Whether this goal is actually possible to implement and what are the right approaches to do so are widely discussed in the food security and nutrition field. Some experts say we need to improve our agriculture and health care systems. Others say that it may simply be a matter of investing enough money into this field. This theory suggests that there’s enough food out there, so it’s only about paying the bill and bringing the food to the people who really need it. I think this thought is extremely powerful: if you’re willing to pay the bill, it’s possible to end global hunger. We do have the means to end hunger, so let’s talk about how much it costs.
The food supply in the developing countries could work similarly to a social safety net. In Western societies sick, unemployed and homeless people get support from their peers and the state. We have the same idea for taking care of those, who are not fortunate enough to be able to look after themselves.

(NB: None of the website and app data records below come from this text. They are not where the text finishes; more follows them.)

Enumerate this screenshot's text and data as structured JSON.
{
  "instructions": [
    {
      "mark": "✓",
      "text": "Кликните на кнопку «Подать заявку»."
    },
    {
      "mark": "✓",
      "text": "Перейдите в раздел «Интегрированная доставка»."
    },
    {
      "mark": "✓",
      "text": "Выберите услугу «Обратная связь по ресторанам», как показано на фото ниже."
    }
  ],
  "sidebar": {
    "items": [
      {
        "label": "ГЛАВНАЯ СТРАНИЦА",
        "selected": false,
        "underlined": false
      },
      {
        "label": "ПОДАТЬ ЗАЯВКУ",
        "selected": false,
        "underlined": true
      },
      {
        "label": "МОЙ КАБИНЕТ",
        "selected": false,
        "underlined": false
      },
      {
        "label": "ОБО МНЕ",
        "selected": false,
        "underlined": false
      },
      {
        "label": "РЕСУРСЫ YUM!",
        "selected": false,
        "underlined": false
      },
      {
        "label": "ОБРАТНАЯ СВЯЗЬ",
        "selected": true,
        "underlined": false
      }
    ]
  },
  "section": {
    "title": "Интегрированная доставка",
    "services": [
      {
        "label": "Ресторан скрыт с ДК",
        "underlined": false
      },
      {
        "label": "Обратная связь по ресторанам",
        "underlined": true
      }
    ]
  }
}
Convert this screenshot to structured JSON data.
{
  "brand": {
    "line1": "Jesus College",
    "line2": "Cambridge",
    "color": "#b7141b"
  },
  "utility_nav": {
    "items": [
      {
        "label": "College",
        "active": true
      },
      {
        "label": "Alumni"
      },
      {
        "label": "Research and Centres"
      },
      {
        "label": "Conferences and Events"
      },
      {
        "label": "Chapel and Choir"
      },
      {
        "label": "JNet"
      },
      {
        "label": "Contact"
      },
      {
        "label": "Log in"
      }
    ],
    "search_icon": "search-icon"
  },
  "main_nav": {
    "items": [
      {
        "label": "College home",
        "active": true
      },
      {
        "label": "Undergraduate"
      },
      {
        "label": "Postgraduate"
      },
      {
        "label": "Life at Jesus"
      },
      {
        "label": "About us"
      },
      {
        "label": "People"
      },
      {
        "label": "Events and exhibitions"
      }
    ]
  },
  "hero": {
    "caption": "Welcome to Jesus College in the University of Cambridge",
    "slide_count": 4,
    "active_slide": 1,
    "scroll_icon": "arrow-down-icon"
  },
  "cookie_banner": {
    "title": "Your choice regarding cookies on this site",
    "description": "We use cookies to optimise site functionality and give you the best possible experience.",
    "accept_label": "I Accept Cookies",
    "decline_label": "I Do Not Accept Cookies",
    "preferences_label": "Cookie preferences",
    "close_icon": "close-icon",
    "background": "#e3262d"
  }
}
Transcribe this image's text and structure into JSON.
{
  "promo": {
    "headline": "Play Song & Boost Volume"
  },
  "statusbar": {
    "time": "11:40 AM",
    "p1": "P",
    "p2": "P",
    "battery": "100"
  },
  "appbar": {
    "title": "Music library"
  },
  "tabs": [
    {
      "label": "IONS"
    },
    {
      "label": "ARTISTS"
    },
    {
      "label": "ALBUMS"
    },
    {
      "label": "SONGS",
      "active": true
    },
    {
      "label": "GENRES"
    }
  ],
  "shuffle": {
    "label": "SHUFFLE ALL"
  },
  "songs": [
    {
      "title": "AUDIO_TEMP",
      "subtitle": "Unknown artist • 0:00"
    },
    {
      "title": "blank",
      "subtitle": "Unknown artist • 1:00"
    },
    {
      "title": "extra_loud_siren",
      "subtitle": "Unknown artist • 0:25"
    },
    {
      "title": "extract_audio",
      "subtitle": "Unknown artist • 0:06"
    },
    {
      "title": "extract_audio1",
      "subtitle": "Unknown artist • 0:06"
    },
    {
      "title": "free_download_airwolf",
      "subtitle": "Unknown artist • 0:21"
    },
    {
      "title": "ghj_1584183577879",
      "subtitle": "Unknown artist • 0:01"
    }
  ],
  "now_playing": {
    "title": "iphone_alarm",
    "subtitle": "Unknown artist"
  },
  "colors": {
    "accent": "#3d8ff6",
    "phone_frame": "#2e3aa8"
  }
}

“There are 20 times more people with smartphones than children suffering from hunger around the world.”
Which countries and regions did you target so far? On what basis did you choose them?
We’re supporting children, pregnant women, young mothers and their babies. So far we’ve been active in Lesotho, Jordan and now in Homs, Syria. Our target mechanism works like that: there needs to be substantial need in that specific region and we need to feel that the program can actually make a difference.
Are you completely nonprofit? What percentage of a donation goes directly to feeding children?
We are completely nonprofit. 90% of donations go directly to WFP’s operations, the rest covers overhead. 10% is very competitive in the nonprofit sector.
Does the food distribution go through the World Food Programme, or do you have team members on the ground?
We decide who are the beneficiaries and what type of operations or food transfers we support, but the distribution itself goes through the WFP.
“We do have the means to end hunger, so let’s talk about how much it costs.”
Let’s talk about numbers. How many active users do you have at the moment? How much money did you collect so far and how many meals did that amount cover?
We have 520,000 users, who shared 5 million meals so far, which means that we could distribute 5 million daily rations. We fed over 20,000 children in Lesotho, 20,000 refugee children in camps in North Jordan, and right now feeding 2000 pregnant women, young mothers and their babies in Homs, Syria.
ShareTheMeal is really popular in the app stores. What is your marketing approach?
Our marketing efforts focus mostly on social media, PR and support from app stores. Of course there’s word of mouth and sometimes celebrities pick us up, which means good press. We got shout-outs from Judd Apatow, Marc Ruffalo, Chelsea Clinton, Sarah Silverman and recently Grimes mentioned us as her favorite app.
I’m sure most companies wouldn’t consider these sustainable marketing channels, as they are not easy to scale or plan. The question is what are the next steps from here? Do we try to become a typical fundraising organization, investing in communication outreach and marketing, or do we try to innovate and leverage technology to create social impact?
So what are the next steps? Are you planning to add more charity features to the app?
We have a couple of hypotheses for the next steps that we’re currently working on. Right now we’re looking at peer-to-peer models and virtual reality.
How can you integrate virtual reality to your business?
Just like peer-to-peer models, virtual reality can help connecting people and establishing proximity. This connection is very important, because the closer we feel to other people, the more we are interested in their well-being. We’d like to create opportunities to help people connect with others, who might not be around the corner, but the other side of the world. We’d like to help our users understand that those in need are just like us, they just weren’t as lucky in the lottery of life.
Are you looking to expand your team?
We’re always looking for talented people. Anyone interested in social innovation should shoot us a message to [email protected], we’d love to chat!